Essentially, there is no agenda for the event. People are asked to pitch things that they would like to discuss and a show of hands shows the level of interest in each subject. The sessions are then allocated a space and you are all then free to wander around the spaces, joining in whenever and wherever you want.
I decided to be brave and pitched my topic, Life beyond Go-Live. Having worked on a couple of procurements, my observation is that the requirements and evaluation process often focusses heavily on financials and function. This can result in very little consideration to the full lifecycle of the product and how the supplier can ensure that value continues to be realised. In addition to the product support model, it is important to have an exit plan included in the contract, as there will, undoubtedly, be a time when you need to transition to a new supplier. Engaging Service Management teams early in any procurement can address some of these issues. Luckily a few people put their hand up to say that they would like to discuss this, so I was allocated area number 2.
Once all the pitches were done, we all headed off to grab a coffee, before heading to our respective areas. I headed over to area 2, and a few people joined me to talk about life after go-live. Fast forward 40 minutes and I can honestly say that I loved every minute! The format of the unconference really helps people kick off discussions, whilst allowing everyone to input into those discussions too. A great way to get a different viewpoint on a topic.

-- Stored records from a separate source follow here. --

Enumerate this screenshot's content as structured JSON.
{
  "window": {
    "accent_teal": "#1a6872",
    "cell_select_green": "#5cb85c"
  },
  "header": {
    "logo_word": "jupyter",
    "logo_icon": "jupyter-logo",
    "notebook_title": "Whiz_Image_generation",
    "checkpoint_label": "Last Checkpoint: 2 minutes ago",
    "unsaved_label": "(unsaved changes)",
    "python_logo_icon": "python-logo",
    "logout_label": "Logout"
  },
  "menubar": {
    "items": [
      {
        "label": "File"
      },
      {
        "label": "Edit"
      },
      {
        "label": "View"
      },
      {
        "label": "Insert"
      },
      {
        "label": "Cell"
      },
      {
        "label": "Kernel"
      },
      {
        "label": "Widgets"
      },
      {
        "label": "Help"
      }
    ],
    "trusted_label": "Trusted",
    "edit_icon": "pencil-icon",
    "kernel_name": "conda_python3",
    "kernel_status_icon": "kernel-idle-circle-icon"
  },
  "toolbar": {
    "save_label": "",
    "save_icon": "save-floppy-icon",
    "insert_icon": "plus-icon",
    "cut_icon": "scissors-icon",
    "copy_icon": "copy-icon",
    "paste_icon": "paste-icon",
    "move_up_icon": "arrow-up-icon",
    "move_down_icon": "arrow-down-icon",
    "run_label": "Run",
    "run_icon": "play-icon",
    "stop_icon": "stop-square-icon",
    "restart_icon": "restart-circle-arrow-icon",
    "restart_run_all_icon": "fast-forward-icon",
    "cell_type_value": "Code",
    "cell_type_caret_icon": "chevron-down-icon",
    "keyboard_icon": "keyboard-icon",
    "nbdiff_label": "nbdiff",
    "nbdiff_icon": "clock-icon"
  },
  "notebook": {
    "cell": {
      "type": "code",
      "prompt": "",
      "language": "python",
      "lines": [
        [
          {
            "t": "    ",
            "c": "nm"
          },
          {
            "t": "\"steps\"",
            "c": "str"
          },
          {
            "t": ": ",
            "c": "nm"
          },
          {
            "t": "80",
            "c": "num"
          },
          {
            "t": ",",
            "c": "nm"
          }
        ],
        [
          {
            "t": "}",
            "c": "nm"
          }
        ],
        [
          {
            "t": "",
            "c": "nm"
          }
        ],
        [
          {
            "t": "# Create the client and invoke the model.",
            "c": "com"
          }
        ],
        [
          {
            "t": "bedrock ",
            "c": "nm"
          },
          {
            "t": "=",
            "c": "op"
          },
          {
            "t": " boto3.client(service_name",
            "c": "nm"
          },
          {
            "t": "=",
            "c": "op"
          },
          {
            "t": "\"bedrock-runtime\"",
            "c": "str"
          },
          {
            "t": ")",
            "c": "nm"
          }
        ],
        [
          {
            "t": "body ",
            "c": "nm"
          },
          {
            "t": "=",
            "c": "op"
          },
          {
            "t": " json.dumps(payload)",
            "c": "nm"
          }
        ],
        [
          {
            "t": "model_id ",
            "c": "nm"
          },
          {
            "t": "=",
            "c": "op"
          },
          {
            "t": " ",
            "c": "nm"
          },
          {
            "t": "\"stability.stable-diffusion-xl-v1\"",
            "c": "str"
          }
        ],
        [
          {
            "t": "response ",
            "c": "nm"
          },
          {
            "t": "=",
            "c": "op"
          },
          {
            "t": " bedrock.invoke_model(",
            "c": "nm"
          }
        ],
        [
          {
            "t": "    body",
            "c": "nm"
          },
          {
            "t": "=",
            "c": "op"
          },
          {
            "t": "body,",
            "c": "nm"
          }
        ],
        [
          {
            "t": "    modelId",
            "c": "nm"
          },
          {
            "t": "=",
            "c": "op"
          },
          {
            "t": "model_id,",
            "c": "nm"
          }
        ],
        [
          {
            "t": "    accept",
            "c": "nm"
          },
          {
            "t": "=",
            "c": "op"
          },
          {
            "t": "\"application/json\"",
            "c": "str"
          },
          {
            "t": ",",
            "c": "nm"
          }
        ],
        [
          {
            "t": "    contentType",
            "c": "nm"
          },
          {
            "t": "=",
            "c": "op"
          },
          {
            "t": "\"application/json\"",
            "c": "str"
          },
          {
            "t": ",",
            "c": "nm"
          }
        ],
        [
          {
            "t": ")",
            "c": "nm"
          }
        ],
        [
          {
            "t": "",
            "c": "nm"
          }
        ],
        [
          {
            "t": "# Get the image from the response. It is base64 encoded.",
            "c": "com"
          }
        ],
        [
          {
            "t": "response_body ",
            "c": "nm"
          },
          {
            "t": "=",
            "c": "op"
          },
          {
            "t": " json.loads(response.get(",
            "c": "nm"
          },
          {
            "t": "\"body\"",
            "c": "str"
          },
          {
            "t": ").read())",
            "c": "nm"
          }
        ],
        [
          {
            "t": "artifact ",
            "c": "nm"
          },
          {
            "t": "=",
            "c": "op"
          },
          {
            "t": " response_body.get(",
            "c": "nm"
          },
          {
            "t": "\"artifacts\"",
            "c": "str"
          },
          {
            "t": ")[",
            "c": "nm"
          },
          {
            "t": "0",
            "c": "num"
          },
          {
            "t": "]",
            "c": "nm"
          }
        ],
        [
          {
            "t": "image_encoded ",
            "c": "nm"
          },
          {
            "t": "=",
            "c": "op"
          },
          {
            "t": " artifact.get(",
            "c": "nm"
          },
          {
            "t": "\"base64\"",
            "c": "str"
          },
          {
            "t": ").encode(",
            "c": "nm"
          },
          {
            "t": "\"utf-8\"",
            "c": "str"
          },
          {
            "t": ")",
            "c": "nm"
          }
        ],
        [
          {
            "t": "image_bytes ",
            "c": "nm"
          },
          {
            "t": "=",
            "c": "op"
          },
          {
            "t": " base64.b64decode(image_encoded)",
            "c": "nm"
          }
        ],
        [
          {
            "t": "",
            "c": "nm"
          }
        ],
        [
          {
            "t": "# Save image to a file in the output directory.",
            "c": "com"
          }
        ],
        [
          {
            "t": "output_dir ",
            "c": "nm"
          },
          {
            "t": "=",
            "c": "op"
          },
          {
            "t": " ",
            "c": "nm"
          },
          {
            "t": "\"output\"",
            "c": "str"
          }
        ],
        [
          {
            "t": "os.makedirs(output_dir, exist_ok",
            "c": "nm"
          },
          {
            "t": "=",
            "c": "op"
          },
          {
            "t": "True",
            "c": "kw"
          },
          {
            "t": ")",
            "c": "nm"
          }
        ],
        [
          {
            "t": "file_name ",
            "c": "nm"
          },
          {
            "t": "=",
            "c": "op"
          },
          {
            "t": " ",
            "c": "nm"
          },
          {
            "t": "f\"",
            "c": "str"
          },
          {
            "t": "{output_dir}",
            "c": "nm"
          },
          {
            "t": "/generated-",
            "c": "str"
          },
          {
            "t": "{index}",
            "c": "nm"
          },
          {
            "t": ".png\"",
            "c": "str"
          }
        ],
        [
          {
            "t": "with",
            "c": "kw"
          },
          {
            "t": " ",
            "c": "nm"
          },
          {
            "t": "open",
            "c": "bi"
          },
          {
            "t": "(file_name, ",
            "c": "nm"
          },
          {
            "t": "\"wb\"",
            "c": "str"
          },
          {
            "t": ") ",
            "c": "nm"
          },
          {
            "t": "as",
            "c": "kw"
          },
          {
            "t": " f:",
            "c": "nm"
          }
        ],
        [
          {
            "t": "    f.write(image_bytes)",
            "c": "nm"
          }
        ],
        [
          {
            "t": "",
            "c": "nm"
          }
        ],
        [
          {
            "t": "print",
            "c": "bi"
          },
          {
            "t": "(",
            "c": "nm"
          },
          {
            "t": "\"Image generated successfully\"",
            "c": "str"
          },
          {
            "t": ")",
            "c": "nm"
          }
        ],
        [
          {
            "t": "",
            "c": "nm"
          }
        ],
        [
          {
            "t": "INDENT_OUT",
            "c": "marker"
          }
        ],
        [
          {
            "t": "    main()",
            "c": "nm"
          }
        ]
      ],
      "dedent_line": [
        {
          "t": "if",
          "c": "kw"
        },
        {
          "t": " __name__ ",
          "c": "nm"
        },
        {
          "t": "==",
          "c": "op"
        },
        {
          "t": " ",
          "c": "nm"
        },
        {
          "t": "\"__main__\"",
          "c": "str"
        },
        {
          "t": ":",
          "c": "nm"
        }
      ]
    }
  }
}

Some of the team acted as timekeepers, which ensured that the sessions did not run over their allotted time. The second round of discussions kicked off, so I headed over to join a discussion on content quality within the Digital Marketplace.
The topic was pitched by David Kershaw and we had a very useful session, challenging the current approach and coming up with some suggestions to take away. If you’d like to know more about this session, here’s the link to David’s blog: David Kershaw AgileP Blog
You are probably wondering where are the clocks and cats are, so let me explain.
The session was pitched by Mark Foden and explained the difference between complex issues and complicated issues. I loved the analogy of clocks and cats. The clocks being something that you can pretty much take apart and look at to work out what it is going to do. When it comes to cats, if you took the back off (please don’t do this at home!), you would not be able to determine how it works or what it is going to do. Understanding the difference helps you to know how to tackle an issue.
I thoroughly enjoyed the whole event and can honestly say that it was the most useful, interesting event I have attended. I loved the open format, mixed with a relaxed atmosphere where everyone gets a chance to have their say. I personally found it much easier to network with people in this informal setting, which was another massive plus!
Did I enjoy the event? Absolutely! I met some great people, had the opportunity to talk to a wide range of people and hear some great ways in which procurement could become more agile.
Please note: No cats were harmed during the event.
Difrent's CEO, Rachel Murphy, talks about turning 40 with friends and familymore